WHAT TO PRODUCE ->
Reproduce every record verbatim but drop the pictures.

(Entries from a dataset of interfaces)
☆ ☆ ☆ ☆ ☆ ☆ ☆
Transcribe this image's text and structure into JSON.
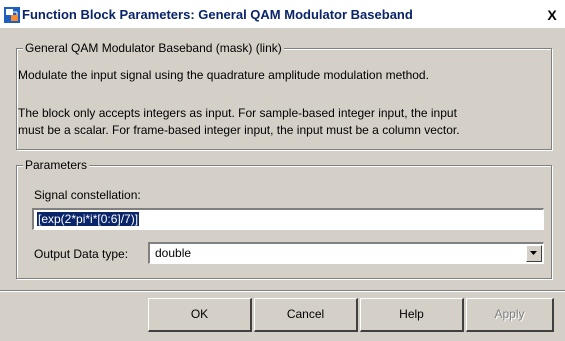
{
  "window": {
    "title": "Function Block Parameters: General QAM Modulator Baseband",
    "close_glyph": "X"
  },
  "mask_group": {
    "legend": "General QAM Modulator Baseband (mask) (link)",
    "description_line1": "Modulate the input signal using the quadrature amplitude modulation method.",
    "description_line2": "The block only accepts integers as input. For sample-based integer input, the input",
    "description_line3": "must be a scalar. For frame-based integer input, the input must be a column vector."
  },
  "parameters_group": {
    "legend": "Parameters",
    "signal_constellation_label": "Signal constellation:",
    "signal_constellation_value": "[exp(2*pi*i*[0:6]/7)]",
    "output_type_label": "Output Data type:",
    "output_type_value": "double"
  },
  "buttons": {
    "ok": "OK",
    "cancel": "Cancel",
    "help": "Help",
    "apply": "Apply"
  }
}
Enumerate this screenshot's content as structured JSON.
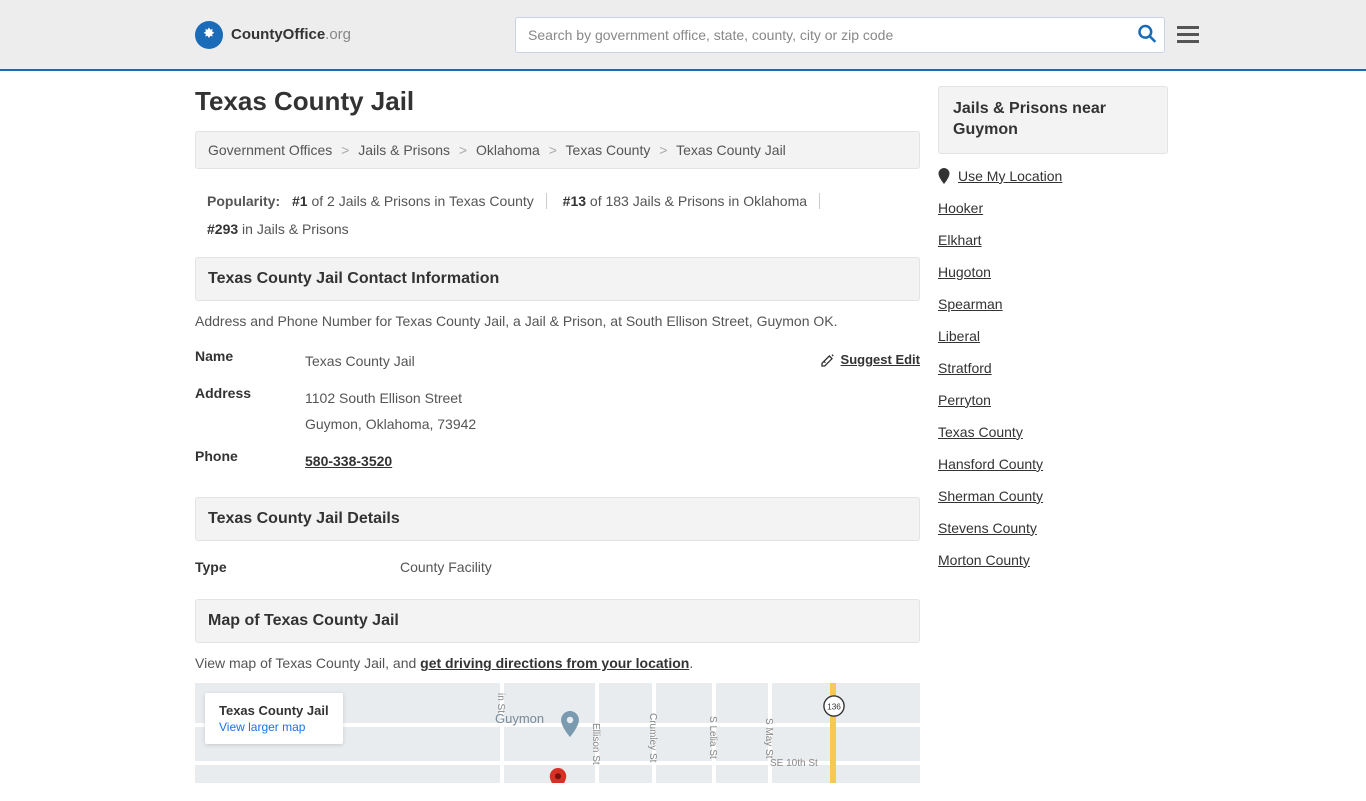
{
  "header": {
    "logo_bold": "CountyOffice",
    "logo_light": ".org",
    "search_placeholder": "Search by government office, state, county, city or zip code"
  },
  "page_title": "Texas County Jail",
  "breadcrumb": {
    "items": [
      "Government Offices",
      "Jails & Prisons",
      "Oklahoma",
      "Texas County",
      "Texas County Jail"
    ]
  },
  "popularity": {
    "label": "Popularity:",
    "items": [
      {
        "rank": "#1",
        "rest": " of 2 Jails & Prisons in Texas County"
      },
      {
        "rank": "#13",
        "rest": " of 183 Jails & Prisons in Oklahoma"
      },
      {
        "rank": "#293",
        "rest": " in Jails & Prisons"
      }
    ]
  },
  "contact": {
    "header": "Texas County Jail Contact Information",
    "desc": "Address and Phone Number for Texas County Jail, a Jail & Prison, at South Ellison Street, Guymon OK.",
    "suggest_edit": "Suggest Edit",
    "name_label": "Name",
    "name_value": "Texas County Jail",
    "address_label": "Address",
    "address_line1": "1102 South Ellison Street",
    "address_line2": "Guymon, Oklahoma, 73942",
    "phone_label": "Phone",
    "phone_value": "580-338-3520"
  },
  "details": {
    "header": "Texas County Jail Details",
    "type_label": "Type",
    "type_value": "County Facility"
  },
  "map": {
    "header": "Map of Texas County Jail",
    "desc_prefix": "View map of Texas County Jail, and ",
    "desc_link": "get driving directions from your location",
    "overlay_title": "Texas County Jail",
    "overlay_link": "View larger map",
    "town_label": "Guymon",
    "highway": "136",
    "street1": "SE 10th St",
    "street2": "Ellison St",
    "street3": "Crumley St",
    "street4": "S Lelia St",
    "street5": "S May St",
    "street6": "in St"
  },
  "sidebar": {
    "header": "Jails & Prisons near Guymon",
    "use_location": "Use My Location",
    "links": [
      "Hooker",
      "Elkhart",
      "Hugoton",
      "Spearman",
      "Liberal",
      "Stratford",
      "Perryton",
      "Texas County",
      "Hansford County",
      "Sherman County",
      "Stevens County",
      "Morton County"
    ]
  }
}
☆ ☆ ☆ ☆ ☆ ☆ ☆
RESULT OF THE TASK ->
Transcribe this image's text and structure into JSON.
{
  "window": {
    "title": "Function Block Parameters: General QAM Modulator Baseband",
    "close_glyph": "X"
  },
  "mask_group": {
    "legend": "General QAM Modulator Baseband (mask) (link)",
    "description_line1": "Modulate the input signal using the quadrature amplitude modulation method.",
    "description_line2": "The block only accepts integers as input. For sample-based integer input, the input",
    "description_line3": "must be a scalar. For frame-based integer input, the input must be a column vector."
  },
  "parameters_group": {
    "legend": "Parameters",
    "signal_constellation_label": "Signal constellation:",
    "signal_constellation_value": "[exp(2*pi*i*[0:6]/7)]",
    "output_type_label": "Output Data type:",
    "output_type_value": "double"
  },
  "buttons": {
    "ok": "OK",
    "cancel": "Cancel",
    "help": "Help",
    "apply": "Apply"
  }
}
Enumerate this screenshot's content as structured JSON.
{
  "header": {
    "logo_bold": "CountyOffice",
    "logo_light": ".org",
    "search_placeholder": "Search by government office, state, county, city or zip code"
  },
  "page_title": "Texas County Jail",
  "breadcrumb": {
    "items": [
      "Government Offices",
      "Jails & Prisons",
      "Oklahoma",
      "Texas County",
      "Texas County Jail"
    ]
  },
  "popularity": {
    "label": "Popularity:",
    "items": [
      {
        "rank": "#1",
        "rest": " of 2 Jails & Prisons in Texas County"
      },
      {
        "rank": "#13",
        "rest": " of 183 Jails & Prisons in Oklahoma"
      },
      {
        "rank": "#293",
        "rest": " in Jails & Prisons"
      }
    ]
  },
  "contact": {
    "header": "Texas County Jail Contact Information",
    "desc": "Address and Phone Number for Texas County Jail, a Jail & Prison, at South Ellison Street, Guymon OK.",
    "suggest_edit": "Suggest Edit",
    "name_label": "Name",
    "name_value": "Texas County Jail",
    "address_label": "Address",
    "address_line1": "1102 South Ellison Street",
    "address_line2": "Guymon, Oklahoma, 73942",
    "phone_label": "Phone",
    "phone_value": "580-338-3520"
  },
  "details": {
    "header": "Texas County Jail Details",
    "type_label": "Type",
    "type_value": "County Facility"
  },
  "map": {
    "header": "Map of Texas County Jail",
    "desc_prefix": "View map of Texas County Jail, and ",
    "desc_link": "get driving directions from your location",
    "overlay_title": "Texas County Jail",
    "overlay_link": "View larger map",
    "town_label": "Guymon",
    "highway": "136",
    "street1": "SE 10th St",
    "street2": "Ellison St",
    "street3": "Crumley St",
    "street4": "S Lelia St",
    "street5": "S May St",
    "street6": "in St"
  },
  "sidebar": {
    "header": "Jails & Prisons near Guymon",
    "use_location": "Use My Location",
    "links": [
      "Hooker",
      "Elkhart",
      "Hugoton",
      "Spearman",
      "Liberal",
      "Stratford",
      "Perryton",
      "Texas County",
      "Hansford County",
      "Sherman County",
      "Stevens County",
      "Morton County"
    ]
  }
}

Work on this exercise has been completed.